On 26 November, rebel fighters reportedly captured a hydroelectric dam on the River Euphrates. Activists said Tishrin Dam, east of Aleppo near the town of Manbij, was a strategic location. It is an important source of electric power and bears a major road between Aleppo and the east.
After the capture of the Mayadin military base six days earlier, one rebel commander claimed that the opposition now controlled the Euphrates valley from Deir al-Zour the Iraqi border.
The government's main focus is said to be holding Damascus and a corridor northwards through Homs and Hama to the coastal province of Latakia, a stronghold of President Assad's minority Alawite sect.
The rebels have so far failed to obtain the significant numbers of anti-aircraft weapons and armoured vehicles which their commanders say they need to repel attacks on their positions and civilians in areas under their control, and ultimately defeat government forces.

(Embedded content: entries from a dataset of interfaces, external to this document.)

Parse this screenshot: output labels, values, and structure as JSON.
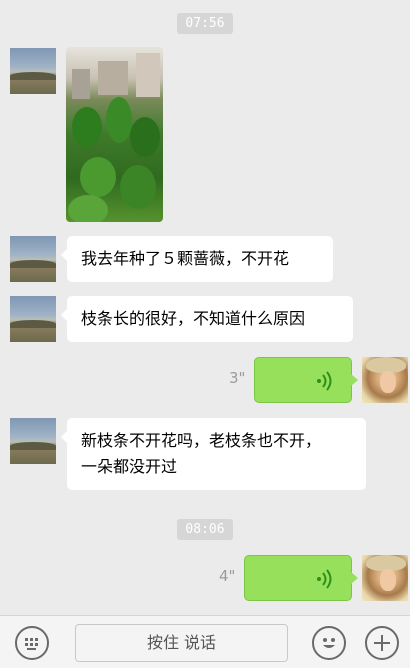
{
  "timestamps": [
    "07:56",
    "08:06"
  ],
  "messages": [
    {
      "side": "left",
      "type": "image",
      "content": ""
    },
    {
      "side": "left",
      "type": "text",
      "text": "我去年种了５颗蔷薇，不开花"
    },
    {
      "side": "left",
      "type": "text",
      "text": "枝条长的很好，不知道什么原因"
    },
    {
      "side": "right",
      "type": "voice",
      "duration": "3\""
    },
    {
      "side": "left",
      "type": "text",
      "lines": [
        "新枝条不开花吗，老枝条也不开，",
        "一朵都没开过"
      ]
    },
    {
      "side": "right",
      "type": "voice",
      "duration": "4\""
    }
  ],
  "input_bar": {
    "keyboard_icon": "keyboard-icon",
    "hold_to_talk_label": "按住 说话",
    "emoji_icon": "smiley-face-icon",
    "more_icon": "plus-icon"
  },
  "colors": {
    "background": "#ebebeb",
    "incoming_bubble": "#ffffff",
    "outgoing_voice_bubble": "#96e05b",
    "timestamp_pill": "#d6d6d6"
  }
}
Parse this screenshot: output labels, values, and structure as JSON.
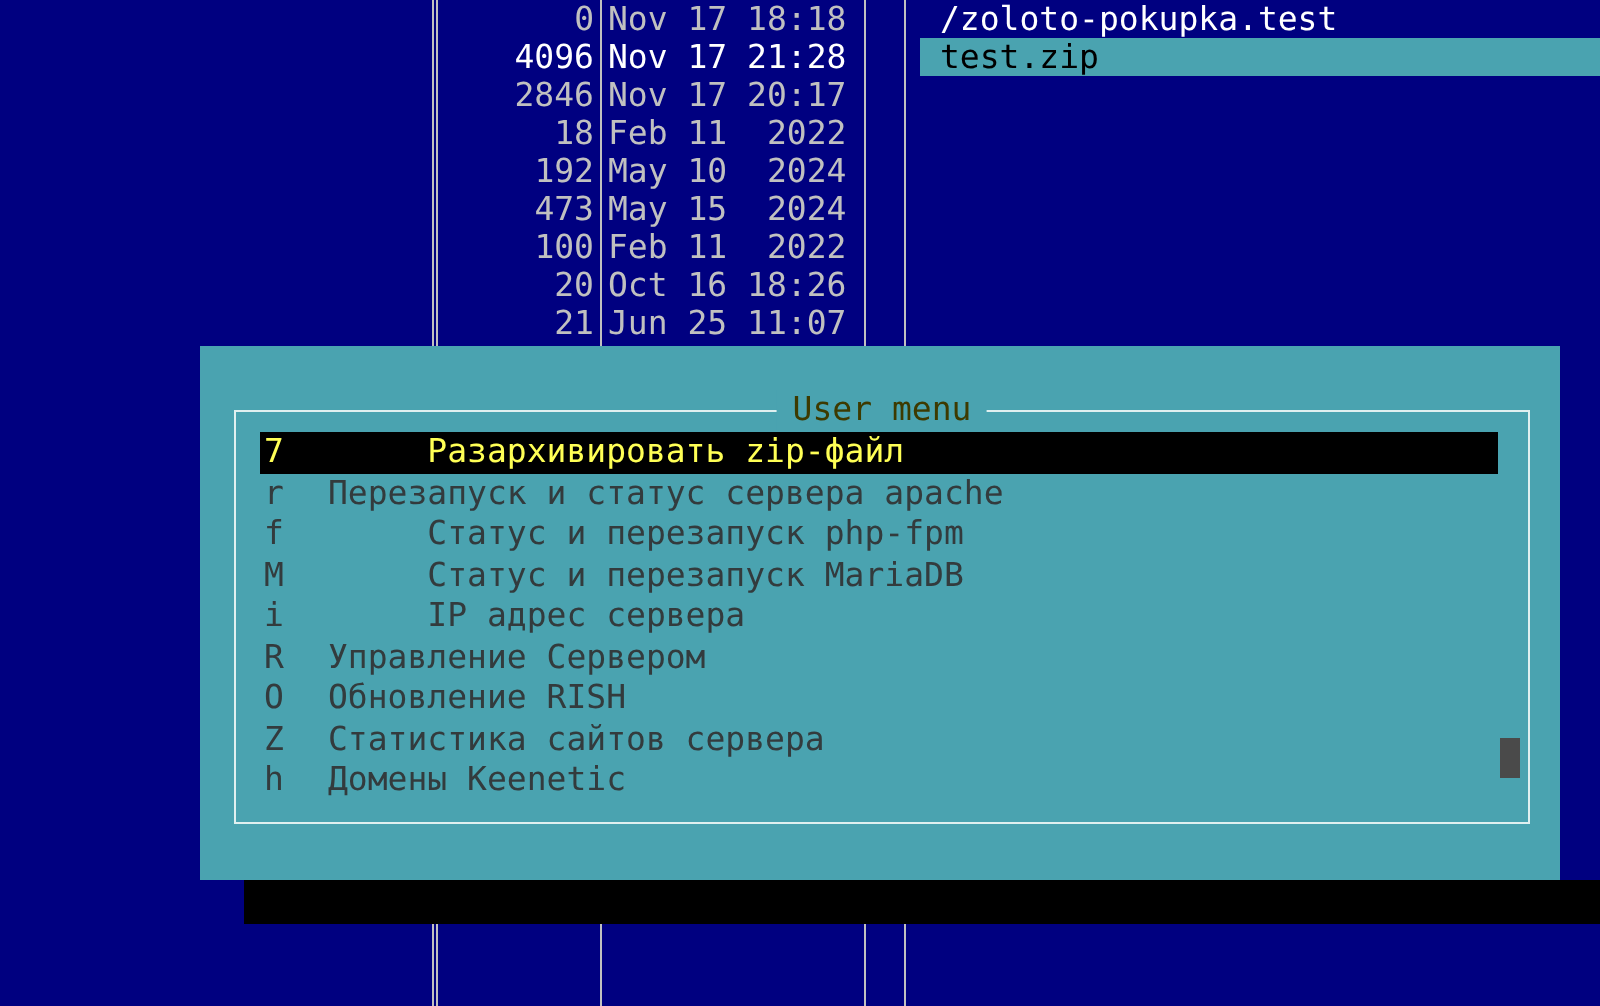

Western and regional powers have been reluctant to arm the rebels because of disunity within the main opposition coalition and the increasing presence of jihadist militants.
Weapons seized after capturing military compounds and bases have therefore been essential to the rebels' gradual transformation into forces able to challenge the government.
More important than the fall of the 46th Regiment's base, therefore, were the weapons the rebels found inside. They are reported to have captured at least three tanks, other heavy weapons and lorryloads of rifles and ammunition, including mortars, artillery shells and rockets.
Gen Ahmed al-Faj, who belongs to a joint command of rebel brigades, told the Associated Press at the time: "There has never been a battle before with this much booty."
Rebels also claimed to have seized a number of mobile anti-aircraft guns at two air defence bases outside Damascus which they recently overran, as well as at Marj al-Sultan.